Chicago Fed President to his colleagues: Obey the law
The Federal Reserve Bank of Chicago has unveiled a new webpage that explains the Federal Reserve System’s dual mandate of achieving maximum employment while keeping prices stable, and shows key indicators of whether the Fed is actually fulfilling that mandate.
Charles Evans, president of the Chicago Fed, shared the new page on Facebook this morning with the comment: “I’ve spoken a number of times this year on the Fed’s Dual Mandate — a congressional requirement to promote both maximum employment and price stability. We’ve just launched a Dual Mandate site with background information and links to my speeches on the topic.”
The page features graphs of the unemployment rate and changes in consumer inflation since 1999, together with the current projection from the FOMC, the Fed’s policy committee, of what the unemployment rate and inflation rate will be in the next five years. The Fed’s most recent projections, from the start of November, say that the unemployment rate will remain above 7.5 percent through 2013, and the inflation rate will remain below 2 percent during that same time period.
That’s an unacceptably high level of unemployment for Evans, who has said that it’s worth tolerating a higher rate of inflation, up to 3 percent, in order to accelerate a return to full employment.
Evans has been the loudest voice on the FOMC in favor of using monetary policy to stimulate the economy further. In the FOMC’s most recent policy statement, which announced that it would continue to maintain its current level of monetary stimulus, Evans was the lone dissenting vote. He voted against the majority because he favored “additional policy accommodation.”
In a conversation with reporters at the Council on Foreign Relations today, Evans reaffirmed that he is calling for “increasing amounts of policy accommodation” in order to reduce the unemployment rate, which is currently 9 percent. “We ought to be behaving as if there’s a very big problem out there.”
Evans’s vote was the first dissent for further stimulus since December 2007. Since then, all dissenting votes have come from inflation hawks who have opposed the FOMC’s efforts to further stimulate the economy in the wake of the recession. That the vote for further stimulus comes from Evans is particularly noteworthy because all of the dissenting votes against stimulus in the past three years have come from his fellow Federal Reserve Bank presidents on the FOMC.
Seven seats on the FOMC are appointed by the president and confirmed by Congress, but five seats are reserved for presidents of the regional Federal Reserve Banks.
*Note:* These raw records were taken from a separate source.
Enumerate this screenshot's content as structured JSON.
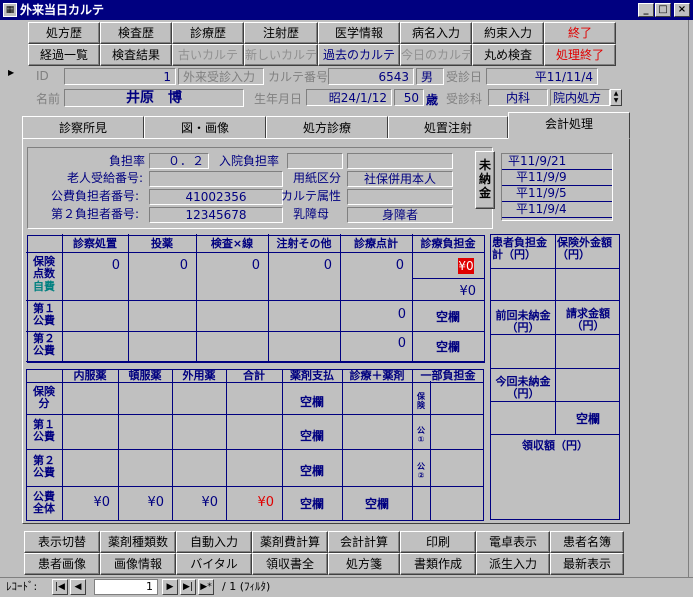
{
  "window": {
    "title": "外来当日カルテ",
    "icon": "grid-icon"
  },
  "toolbar_row1": [
    {
      "label": "処方歴",
      "style": ""
    },
    {
      "label": "検査歴",
      "style": ""
    },
    {
      "label": "診療歴",
      "style": ""
    },
    {
      "label": "注射歴",
      "style": ""
    },
    {
      "label": "医学情報",
      "style": ""
    },
    {
      "label": "病名入力",
      "style": ""
    },
    {
      "label": "約束入力",
      "style": ""
    },
    {
      "label": "終了",
      "style": "red"
    }
  ],
  "toolbar_row2": [
    {
      "label": "経過一覧",
      "style": ""
    },
    {
      "label": "検査結果",
      "style": ""
    },
    {
      "label": "古いカルテ",
      "style": "gray"
    },
    {
      "label": "新しいカルテ",
      "style": "gray"
    },
    {
      "label": "過去のカルテ",
      "style": "dblue"
    },
    {
      "label": "今日のカルテ",
      "style": "gray"
    },
    {
      "label": "丸め検査",
      "style": ""
    },
    {
      "label": "処理終了",
      "style": "red"
    }
  ],
  "patient": {
    "id_label": "ID",
    "id_value": "1",
    "visit_type": "外来受診入力",
    "chart_label": "カルテ番号",
    "chart_value": "6543",
    "sex": "男",
    "visit_date_label": "受診日",
    "visit_date": "平11/11/4",
    "name_label": "名前",
    "name_value": "井原　博",
    "birth_label": "生年月日",
    "birth_value": "昭24/1/12",
    "age": "50",
    "age_unit": "歳",
    "dept_label": "受診科",
    "dept_value": "内科",
    "prescription": "院内処方"
  },
  "tabs": [
    "診察所見",
    "図・画像",
    "処方診療",
    "処置注射",
    "会計処理"
  ],
  "active_tab": 4,
  "billing": {
    "burden_rate_label": "負担率",
    "burden_rate": "０．２",
    "inpatient_rate_label": "入院負担率",
    "elderly_label": "老人受給番号:",
    "public_payer_label": "公費負担者番号:",
    "public_payer": "41002356",
    "second_payer_label": "第２負担者番号:",
    "second_payer": "12345678",
    "paper_label": "用紙区分",
    "paper_value": "社保併用本人",
    "chart_attr_label": "カルテ属性",
    "infant_label": "乳障母",
    "infant_value": "身障者",
    "unpaid_label": "未納金",
    "unpaid_dates": [
      "平11/9/21",
      "平11/9/9",
      "平11/9/5",
      "平11/9/4"
    ]
  },
  "table1": {
    "headers": [
      "診察処置",
      "投薬",
      "検査×線",
      "注射その他",
      "診療点計",
      "診療負担金"
    ],
    "row_insurance": "保険点数",
    "self_pay": "自費",
    "row_pub1": "第１公費",
    "row_pub2": "第２公費",
    "ins_values": [
      "0",
      "0",
      "0",
      "0",
      "0"
    ],
    "burden_value": "¥0",
    "self_value": "¥0",
    "pub1_points": "0",
    "pub1_burden": "空欄",
    "pub2_points": "0",
    "pub2_burden": "空欄"
  },
  "table2": {
    "headers": [
      "内服薬",
      "頓服薬",
      "外用薬",
      "合計",
      "薬剤支払",
      "診療＋薬剤",
      "一部負担金"
    ],
    "row_ins": "保険分",
    "row_pub1": "第１公費",
    "row_pub2": "第２公費",
    "row_total": "公費全体",
    "side_ins": "保険",
    "side_pub1": "公①",
    "side_pub2": "公②",
    "ins_pay": "空欄",
    "pub1_pay": "空欄",
    "pub2_pay": "空欄",
    "total_values": [
      "¥0",
      "¥0",
      "¥0",
      "¥0"
    ],
    "total_pay": "空欄",
    "total_plus": "空欄"
  },
  "summary": {
    "patient_burden": "患者負担金計（円）",
    "noninsured": "保険外金額（円）",
    "prev_unpaid": "前回未納金（円）",
    "billing_amount": "請求金額（円）",
    "today_unpaid": "今回未納金（円）",
    "today_value": "空欄",
    "received": "領収額（円）"
  },
  "bottom_row1": [
    "表示切替",
    "薬剤種類数",
    "自動入力",
    "薬剤費計算",
    "会計計算",
    "印刷",
    "電卓表示",
    "患者名簿"
  ],
  "bottom_row2": [
    "患者画像",
    "画像情報",
    "バイタル",
    "領収書全",
    "処方箋",
    "書類作成",
    "派生入力",
    "最新表示"
  ],
  "status": {
    "record_label": "ﾚｺｰﾄﾞ:",
    "record_value": "1",
    "total": "/ 1 (ﾌｨﾙﾀ)"
  },
  "colors": {
    "accent": "#000080",
    "alert": "#e00000",
    "face": "#c0c0c0"
  }
}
As the American Independent has previously reported, these presidents aren’t selected by democratic representatives but rather by the Federal Reserve Banks’ boards of directors, which are predominantly made up of senior business and financial executives.
Some of Evans’s fellow Federal Reserve Bank presidents have made statements indicating they don’t believe that unemployment should be reduced by government at all. In a speech on the same day as the most recent Fed statement, Dallas Federal Reserve Bank president Richard Fisher criticized government efforts at reducing unemployment. ”Pliant fiscal authorities,” Fisher said, “have run out of enabling money.”
Fisher added that were the Federal Reserve to support Congress’ spending by “monetizing their debts”, it would end “in the most ruinous of scenarios, the onset of hyperinflation.” The government must not, Fisher said, “hide under the skirts of the Federal Reserve.”
This is not only a rejection of Evans’ belief that the Federal Reserve should directly undertake more stimulus, it is also a rejection of Federal Reserve Chair Ben Bernanke’s statements at his most recent official press conference that Congress should engage in short-term fiscal stimulus in order to reduce unemployment.
But as the Chicago Fed’s new dual mandate page explains, the Federal Reserve does have a legal obligation to reach maximum employment. The Chicago Fed page quotes exactly where in the Federal Reserve Act the mandate is written:
The Board of Governors of the Federal Reserve System and the Federal Open Market Committee shall maintain long run growth of the monetary and credit aggregrates commensurate with the economy’s long run potential to increase production, so as to promote effectively the goals of maximum employment, stable prices, and moderate long-term interest rates. [emphasis added]
The most recent FOMC statement is at odds with this mandate, as it currently states in its own projections that unemployment remains unacceptably high, but is simultaneously committed to maintaining policy constant. Moreover, under current policy, inflation is projected to remain under 2 percent, below what it has been in past decades, and talk of “hyperinflation”, or extremely rapid or out of control inflation, is considered by most economists to be a red herring in the debate over whether to stimulate the present day American economy.
Here are the Chicago Federal Reserve’s charts showing unemployment and inflation over the next five years:
Why is this so hard to get through–we want lower debt, so why wouldn’t we target higher inflation to make our payments against our debt count more. Throw in a mass hiring act, I don’t care what, just have people working, even if it means paying companies to hire, and suddenly you’ve more people paying higher taxes and with higher inflation eating away at our debt. Also, higher inflation means greater returns on low-risk bank accounts, like CD’s. Unless I want to play the stock market, I can’t really grow my savings, or, don’t have that many options. Anyone with me?